U.S. Classification141/83, 141/128, 141/100
International ClassificationG01G17/06
Cooperative ClassificationG01G17/06
European ClassificationG01G17/06
Legal Events
DateCodeEventDescription
Jun 15, 1999FPExpired due to failure to pay maintenance fee
Effective date: 19990404
Apr 4, 1999LAPSLapse for failure to pay maintenance fees
Oct 27, 1998REMIMaintenance fee reminder mailed
Nov 14, 1994ASAssignment
Owner name: MERCK & CO., INC., NEW JERSEY

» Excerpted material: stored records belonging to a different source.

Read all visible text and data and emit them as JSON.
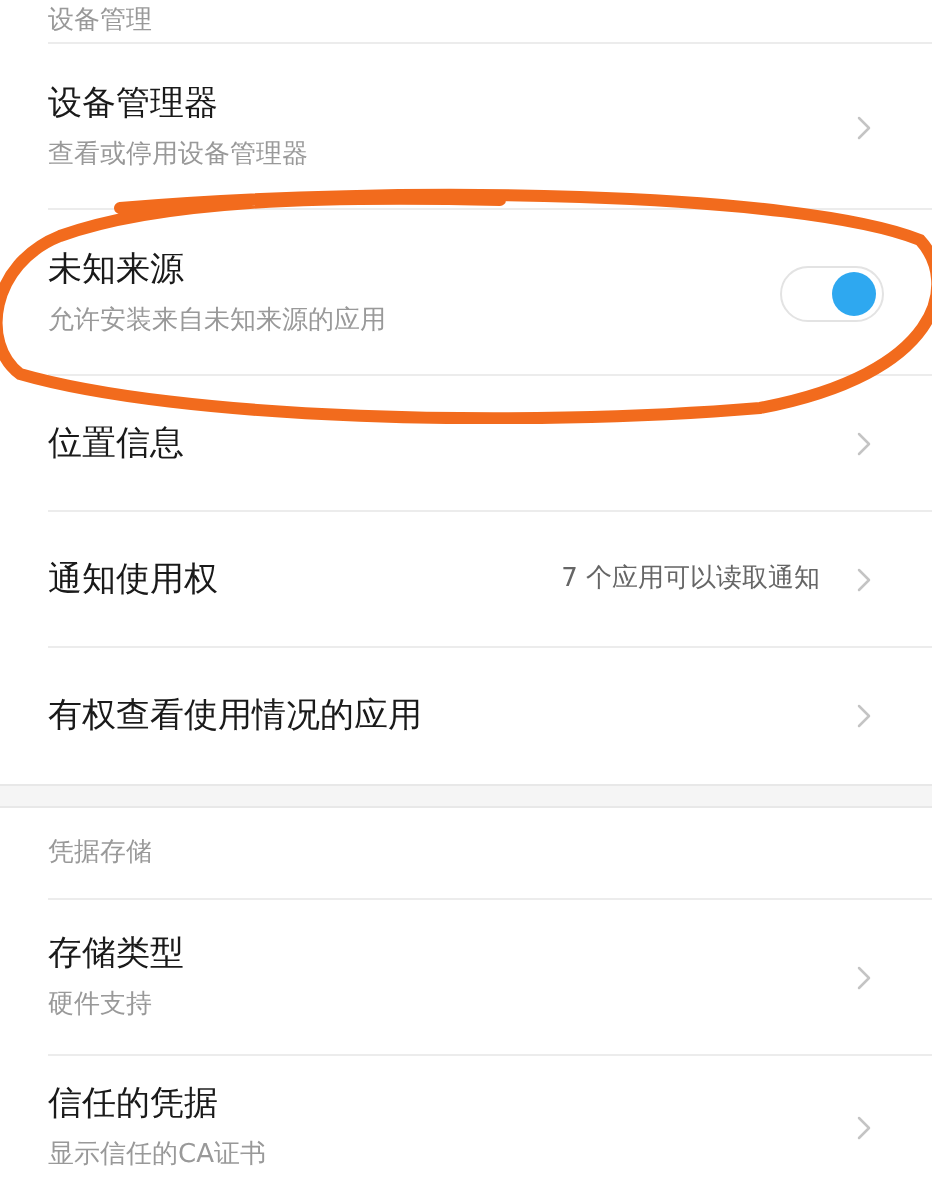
{
  "sections": [
    {
      "header": "设备管理",
      "items": [
        {
          "kind": "nav",
          "title": "设备管理器",
          "subtitle": "查看或停用设备管理器"
        },
        {
          "kind": "toggle",
          "title": "未知来源",
          "subtitle": "允许安装来自未知来源的应用",
          "on": true
        },
        {
          "kind": "nav",
          "title": "位置信息"
        },
        {
          "kind": "nav",
          "title": "通知使用权",
          "value": "7 个应用可以读取通知"
        },
        {
          "kind": "nav",
          "title": "有权查看使用情况的应用"
        }
      ]
    },
    {
      "header": "凭据存储",
      "items": [
        {
          "kind": "nav",
          "title": "存储类型",
          "subtitle": "硬件支持"
        },
        {
          "kind": "nav",
          "title": "信任的凭据",
          "subtitle": "显示信任的CA证书"
        }
      ]
    }
  ]
}
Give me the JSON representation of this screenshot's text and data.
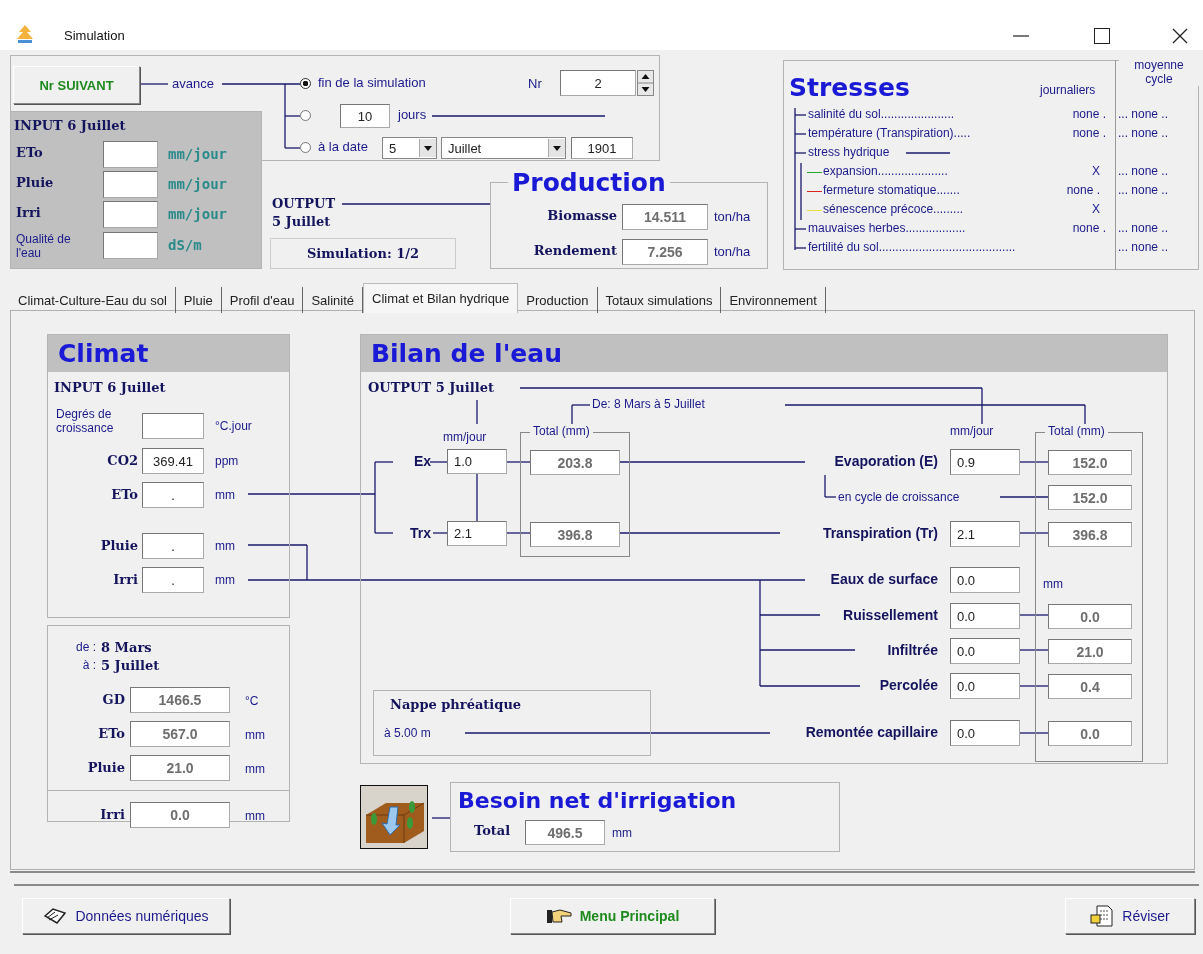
{
  "window": {
    "title": "Simulation"
  },
  "header": {
    "next_button": "Nr SUIVANT",
    "advance_label": "avance",
    "advance_options": [
      {
        "kind": "end",
        "label": "fin de la simulation",
        "selected": true
      },
      {
        "kind": "days",
        "value": "10",
        "label": "jours",
        "selected": false
      },
      {
        "kind": "date",
        "label": "à la date",
        "day": "5",
        "month": "Juillet",
        "year": "1901",
        "selected": false
      }
    ],
    "nr_label": "Nr",
    "nr_value": "2",
    "input": {
      "title": "INPUT",
      "date": "6 Juillet",
      "rows": [
        {
          "kind": "big",
          "label": "ETo",
          "unit": "mm/jour"
        },
        {
          "kind": "big",
          "label": "Pluie",
          "unit": "mm/jour"
        },
        {
          "kind": "big",
          "label": "Irri",
          "unit": "mm/jour"
        },
        {
          "kind": "small",
          "label": "Qualité de l'eau",
          "unit": "dS/m"
        }
      ]
    },
    "output": {
      "title": "OUTPUT",
      "date": "5 Juillet",
      "simulation": "Simulation: 1/2"
    },
    "production": {
      "title": "Production",
      "rows": [
        {
          "label": "Biomasse",
          "value": "14.511",
          "unit": "ton/ha"
        },
        {
          "label": "Rendement",
          "value": "7.256",
          "unit": "ton/ha"
        }
      ]
    },
    "stresses": {
      "title": "Stresses",
      "col_daily": "journaliers",
      "col_cycle": "moyenne cycle",
      "rows": [
        {
          "label": "salinité du sol......................",
          "daily": "none .",
          "cycle": "... none .."
        },
        {
          "label": "température (Transpiration).....",
          "daily": "none .",
          "cycle": "... none .."
        },
        {
          "label": "stress hydrique",
          "children": [
            {
              "label": "expansion.....................",
              "daily": "X",
              "cycle": "... none ..",
              "color": "#22aa22"
            },
            {
              "label": "fermeture stomatique.......",
              "daily": "none .",
              "cycle": "... none ..",
              "color": "#dd2222"
            },
            {
              "label": "sénescence précoce.........",
              "daily": "X",
              "color": "#e8e040"
            }
          ]
        },
        {
          "label": "mauvaises herbes..................",
          "daily": "none .",
          "cycle": "... none .."
        },
        {
          "label": "fertilité du sol.........................................",
          "cycle": "... none .."
        }
      ]
    }
  },
  "tabs": [
    {
      "label": "Climat-Culture-Eau du sol",
      "selected": false
    },
    {
      "label": "Pluie",
      "selected": false
    },
    {
      "label": "Profil d'eau",
      "selected": false
    },
    {
      "label": "Salinité",
      "selected": false
    },
    {
      "label": "Climat et Bilan hydrique",
      "selected": true
    },
    {
      "label": "Production",
      "selected": false
    },
    {
      "label": "Totaux simulations",
      "selected": false
    },
    {
      "label": "Environnement",
      "selected": false
    }
  ],
  "climat": {
    "title": "Climat",
    "input_title": "INPUT",
    "input_date": "6 Juillet",
    "rows": [
      {
        "kind": "small",
        "label": "Degrés de croissance",
        "unit": "°C.jour"
      },
      {
        "kind": "big",
        "label": "CO2",
        "value": "369.41",
        "unit": "ppm"
      },
      {
        "kind": "big",
        "label": "ETo",
        "value": ".",
        "unit": "mm"
      },
      {
        "kind": "big",
        "label": "Pluie",
        "value": ".",
        "unit": "mm"
      },
      {
        "kind": "big",
        "label": "Irri",
        "value": ".",
        "unit": "mm"
      }
    ],
    "from_label": "de :",
    "from_date": "8 Mars",
    "to_label": "à :",
    "to_date": "5 Juillet",
    "totals": [
      {
        "label": "GD",
        "value": "1466.5",
        "unit": "°C"
      },
      {
        "label": "ETo",
        "value": "567.0",
        "unit": "mm"
      },
      {
        "label": "Pluie",
        "value": "21.0",
        "unit": "mm"
      },
      {
        "label": "Irri",
        "value": "0.0",
        "unit": "mm"
      }
    ]
  },
  "bilan": {
    "title": "Bilan de l'eau",
    "output_title": "OUTPUT",
    "output_date": "5 Juillet",
    "period": "De: 8 Mars  à 5 Juillet",
    "left_daily_header": "mm/jour",
    "left_total_header": "Total (mm)",
    "left_rows": [
      {
        "label": "Ex",
        "daily": "1.0",
        "total": "203.8"
      },
      {
        "label": "Trx",
        "daily": "2.1",
        "total": "396.8"
      }
    ],
    "right_daily_header": "mm/jour",
    "right_total_header": "Total (mm)",
    "right_rows": [
      {
        "kind": "main",
        "label": "Evaporation (E)",
        "daily": "0.9",
        "total": "152.0"
      },
      {
        "kind": "sub",
        "label": "en cycle de croissance",
        "total": "152.0"
      },
      {
        "kind": "main",
        "label": "Transpiration (Tr)",
        "daily": "2.1",
        "total": "396.8"
      },
      {
        "kind": "unit",
        "label": "Eaux de surface",
        "daily": "0.0",
        "unit": "mm"
      },
      {
        "kind": "main",
        "label": "Ruissellement",
        "daily": "0.0",
        "total": "0.0"
      },
      {
        "kind": "main",
        "label": "Infiltrée",
        "daily": "0.0",
        "total": "21.0"
      },
      {
        "kind": "main",
        "label": "Percolée",
        "daily": "0.0",
        "total": "0.4"
      },
      {
        "kind": "main",
        "label": "Remontée capillaire",
        "daily": "0.0",
        "total": "0.0"
      }
    ],
    "water_table": {
      "title": "Nappe phréatique",
      "depth": "à  5.00 m"
    }
  },
  "irrigation": {
    "title": "Besoin net d'irrigation",
    "total_label": "Total",
    "value": "496.5",
    "unit": "mm"
  },
  "footer_buttons": [
    {
      "kind": "book",
      "label": "Données numériques"
    },
    {
      "kind": "hand",
      "label": "Menu Principal"
    },
    {
      "kind": "revise",
      "label": "Réviser"
    }
  ]
}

Free format text: ASSIGNMENT OF ASSIGNORS INTEREST;ASSIGNORS:LEVIN, MICHAEL D.;RICHARDSON, WILLIAM F.;TODTENKOPF, ALAN B.;REEL/FRAME:007213/0504;SIGNING DATES FROM 19921124 TO 19921125